There's an insane amount of garbage in the oceans

There's an old saying that goes something along the lines of, "Out of sight, out of mind," and that seems to be the case with a lot of our junk.

When we throw something away, we expect that it's going ... well, somewhere. A landfill, maybe? Incinerator? But a shocking amount of it ends up getting dumped into the ocean. According to Conservation International, we dump around 8 million metric tons of garbage into the ocean every year, and that's added up to around 17.6 billion pounds of junk that's floating through our planet's waters. That's another number that's almost too big to imagine, so we'll put it this way: that's about the same weight as 57,000 blue whales, and you've seen those things, right?

Oceans currents have gathered trillions of pieces of garbage into five massive garbage patches and the largest — the Great Pacific Garbage patch — is literally a mass of floating trash as far as the eye can see: it covers an area that's about twice the size of Texas.

And we're only making more of it. Estimates suggest that by 2050, we'll have made and dumped so much garbage in the world's oceans that our man-made junk will outweigh all the fish trying to live there.

Gases weigh more than you think, too

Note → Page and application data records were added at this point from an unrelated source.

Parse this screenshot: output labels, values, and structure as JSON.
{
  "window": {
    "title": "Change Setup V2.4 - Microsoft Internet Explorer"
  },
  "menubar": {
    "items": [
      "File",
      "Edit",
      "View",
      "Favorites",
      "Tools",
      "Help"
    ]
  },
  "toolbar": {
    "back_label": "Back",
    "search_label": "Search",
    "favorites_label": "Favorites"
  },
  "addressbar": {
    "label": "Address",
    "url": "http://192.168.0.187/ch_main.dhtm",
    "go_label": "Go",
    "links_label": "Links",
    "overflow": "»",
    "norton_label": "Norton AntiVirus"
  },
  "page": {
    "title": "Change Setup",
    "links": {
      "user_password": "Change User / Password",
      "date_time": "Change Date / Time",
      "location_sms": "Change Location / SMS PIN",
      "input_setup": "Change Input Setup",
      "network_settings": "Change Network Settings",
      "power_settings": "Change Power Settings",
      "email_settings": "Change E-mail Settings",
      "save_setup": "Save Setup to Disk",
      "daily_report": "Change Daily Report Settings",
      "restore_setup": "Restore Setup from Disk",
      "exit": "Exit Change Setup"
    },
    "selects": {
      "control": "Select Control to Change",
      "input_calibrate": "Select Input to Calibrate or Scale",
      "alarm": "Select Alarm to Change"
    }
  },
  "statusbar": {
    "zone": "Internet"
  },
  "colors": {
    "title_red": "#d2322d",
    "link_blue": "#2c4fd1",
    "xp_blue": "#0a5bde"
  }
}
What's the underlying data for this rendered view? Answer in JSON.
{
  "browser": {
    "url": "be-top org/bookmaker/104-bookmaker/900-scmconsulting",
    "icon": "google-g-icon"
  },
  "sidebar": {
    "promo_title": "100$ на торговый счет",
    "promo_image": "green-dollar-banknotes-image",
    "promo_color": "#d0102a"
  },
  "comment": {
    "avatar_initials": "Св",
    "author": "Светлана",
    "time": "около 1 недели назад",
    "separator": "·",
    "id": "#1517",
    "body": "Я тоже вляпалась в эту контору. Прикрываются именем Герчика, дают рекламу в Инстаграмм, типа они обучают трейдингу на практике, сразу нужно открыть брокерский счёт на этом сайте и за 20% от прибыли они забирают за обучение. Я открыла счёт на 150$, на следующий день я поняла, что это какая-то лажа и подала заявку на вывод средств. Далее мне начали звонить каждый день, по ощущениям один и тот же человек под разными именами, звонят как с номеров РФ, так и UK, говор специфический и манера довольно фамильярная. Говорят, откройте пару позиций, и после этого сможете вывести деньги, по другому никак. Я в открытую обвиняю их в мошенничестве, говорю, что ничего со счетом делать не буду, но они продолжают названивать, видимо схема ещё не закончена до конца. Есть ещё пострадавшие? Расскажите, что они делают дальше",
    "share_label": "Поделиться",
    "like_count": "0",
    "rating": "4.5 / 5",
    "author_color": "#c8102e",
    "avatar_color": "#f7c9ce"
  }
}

We all learned in chemistry class that gases occur naturally — we wouldn't survive without them, after all. But there are a number of gases that have been created solely from human activity, and some are kind of surprising.

Some are things like chlorofluorocarbons, which the National Centers for Environmental Information say have no natural source. Instead, we manufactured them for use in things like refrigeration units, cleaning solvents, and aerosol propellants. We're frowning on them these days, given that we now know they destroy the ozone, but hey, they're still out there.

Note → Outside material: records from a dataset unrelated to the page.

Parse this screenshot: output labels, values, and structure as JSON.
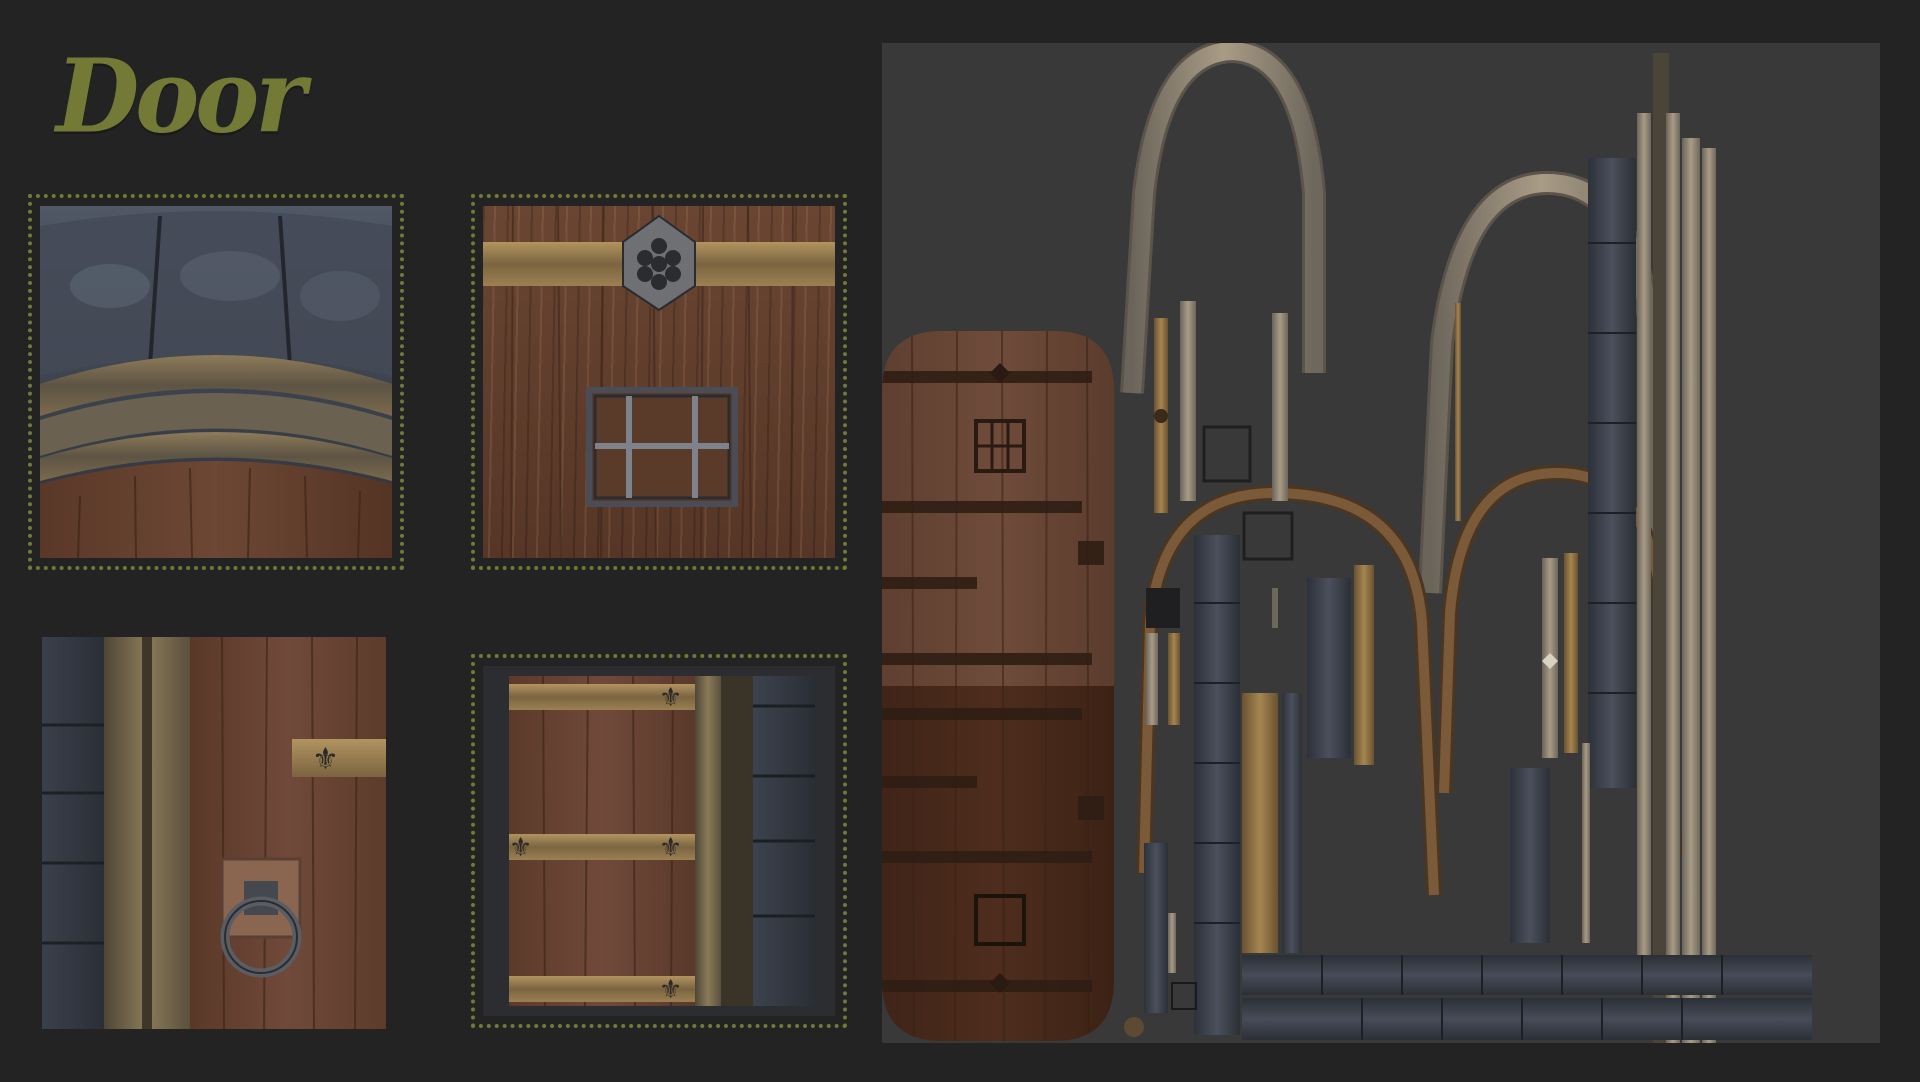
{
  "title": "Door",
  "colors": {
    "background": "#232323",
    "title": "#737a35",
    "frame_dots": "#6f7a36",
    "uv_background": "#393939"
  },
  "panels": [
    {
      "name": "arch-detail"
    },
    {
      "name": "window-grate-detail"
    },
    {
      "name": "ring-handle-detail"
    },
    {
      "name": "fleur-hinge-detail"
    }
  ]
}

The British Geological Survey says that since the mid-18th century that we've been manufacturing insane amounts of gases, and there are a few major sources. There's the burning of fossil fuels, of course, but around a third of gases come from the farming, agriculture, and forestry industries. About 5% of global CO2 emissions come from that very specific industry: cement production. 

On an individual level, Columbia University says that the average American is actually responsible for more gas than trash. In a single year, it's estimated that each and every person releases around 36,700 pounds of carbon dioxide into the air. That Great Pacific Garbage Patch, the one that's twice the size of Texas? That's been estimated to weigh around 87,000 tons, while the US created 7,600,000,000 tons of CO2 in 2014 alone. There's some food for thought.

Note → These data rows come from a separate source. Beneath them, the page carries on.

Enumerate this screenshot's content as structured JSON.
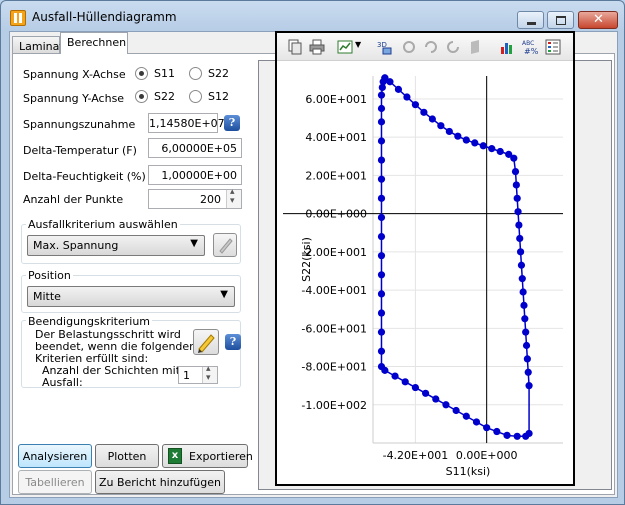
{
  "window": {
    "title": "Ausfall-Hüllendiagramm"
  },
  "tabs": [
    {
      "label": "Laminat"
    },
    {
      "label": "Berechnen"
    }
  ],
  "form": {
    "x_axis_label": "Spannung X-Achse",
    "x_axis_options": [
      "S11",
      "S22"
    ],
    "x_axis_selected": "S11",
    "y_axis_label": "Spannung Y-Achse",
    "y_axis_options": [
      "S22",
      "S12"
    ],
    "y_axis_selected": "S22",
    "stress_increment_label": "Spannungszunahme",
    "stress_increment_value": "1,14580E+07",
    "delta_temp_label": "Delta-Temperatur (F)",
    "delta_temp_value": "6,00000E+05",
    "delta_moisture_label": "Delta-Feuchtigkeit (%)",
    "delta_moisture_value": "1,00000E+00",
    "num_points_label": "Anzahl der Punkte",
    "num_points_value": "200"
  },
  "failure_group": {
    "title": "Ausfallkriterium auswählen",
    "selected": "Max. Spannung"
  },
  "position_group": {
    "title": "Position",
    "selected": "Mitte"
  },
  "termination_group": {
    "title": "Beendigungskriterium",
    "text_line1": "Der Belastungsschritt wird",
    "text_line2": "beendet, wenn die folgenden",
    "text_line3": "Kriterien erfüllt sind:",
    "layers_label_line1": "Anzahl der Schichten mit",
    "layers_label_line2": "Ausfall:",
    "layers_value": "1"
  },
  "buttons": {
    "analyze": "Analysieren",
    "plot": "Plotten",
    "export": "Exportieren",
    "tabulate": "Tabellieren",
    "add_to_report": "Zu Bericht hinzufügen"
  },
  "chart_data": {
    "type": "line",
    "xlabel": "S11(ksi)",
    "ylabel": "S22(ksi)",
    "x_ticks": [
      "-4.20E+001",
      "0.00E+000"
    ],
    "y_ticks": [
      "6.00E+001",
      "4.00E+001",
      "2.00E+001",
      "0.00E+000",
      "-2.00E+001",
      "-4.00E+001",
      "-6.00E+001",
      "-8.00E+001",
      "-1.00E+002"
    ],
    "xlim": [
      -67,
      45
    ],
    "ylim": [
      -120,
      72
    ],
    "series": [
      {
        "color": "#0000cc",
        "x": [
          -60,
          -57,
          -52,
          -47,
          -42,
          -37,
          -32,
          -27,
          -22,
          -17,
          -12,
          -7,
          -2,
          3,
          8,
          13,
          16,
          17,
          17.5,
          18,
          18.5,
          19,
          19.5,
          20,
          20.5,
          21,
          21.5,
          22,
          22.5,
          23,
          23.5,
          24,
          24.5,
          25,
          25,
          23,
          18,
          12,
          6,
          0,
          -6,
          -12,
          -18,
          -24,
          -30,
          -36,
          -42,
          -48,
          -54,
          -60,
          -62,
          -62,
          -62,
          -62,
          -62,
          -62,
          -62,
          -62,
          -62,
          -62,
          -62,
          -62,
          -62,
          -62,
          -62,
          -62,
          -61.5,
          -61,
          -60
        ],
        "y": [
          71,
          69,
          65,
          61,
          57,
          53,
          49.5,
          46,
          43,
          40.5,
          38.5,
          37,
          35.5,
          34,
          32.5,
          31,
          29,
          22,
          15,
          8,
          1,
          -6,
          -13,
          -20,
          -27,
          -34,
          -41,
          -48,
          -55,
          -62,
          -69,
          -76,
          -83,
          -90,
          -115,
          -116.5,
          -116.5,
          -116,
          -114,
          -112,
          -109,
          -106,
          -103,
          -100,
          -97,
          -94,
          -91,
          -88,
          -85,
          -82,
          -80,
          -72,
          -62,
          -52,
          -42,
          -32,
          -22,
          -12,
          -2,
          8,
          18,
          28,
          38,
          48,
          55,
          62,
          66,
          69,
          71
        ]
      }
    ],
    "grid": true,
    "legend": "none"
  }
}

Earth has been officially classified as a toxic planet

If space is infinite, there's got to be alien life out there, right? So you'd totally think that extraterrestrial life would have made some kind of official contact by now, the kind that doesn't involve just one guy in a pickup truck. Maybe they're avoiding us because humankind has made Earth downright toxic.

And that's not an exaggeration. In 2017, researchers (via classified Earth as a "toxic planet." Why?

They defined Earth's toxicity by a few factors, including the fact that humankind is responsible for putting around 250 billion tons of harmful substances into their surroundings each and every year. Estimates suggest that not only are there more than 144,000 chemicals in existence that are purely man-made, but there's about 2,000 more invented each year.

And it's more serious a problem than you might think: the World Health Organization has found that one in every four humans will die because of man-made junk. Whether that's radiation, pollution, climate change, or exposure to some of those aforementioned chemicals, at least a quarter of us are dying from our great problem with junk. It's no wonder the aliens stay away.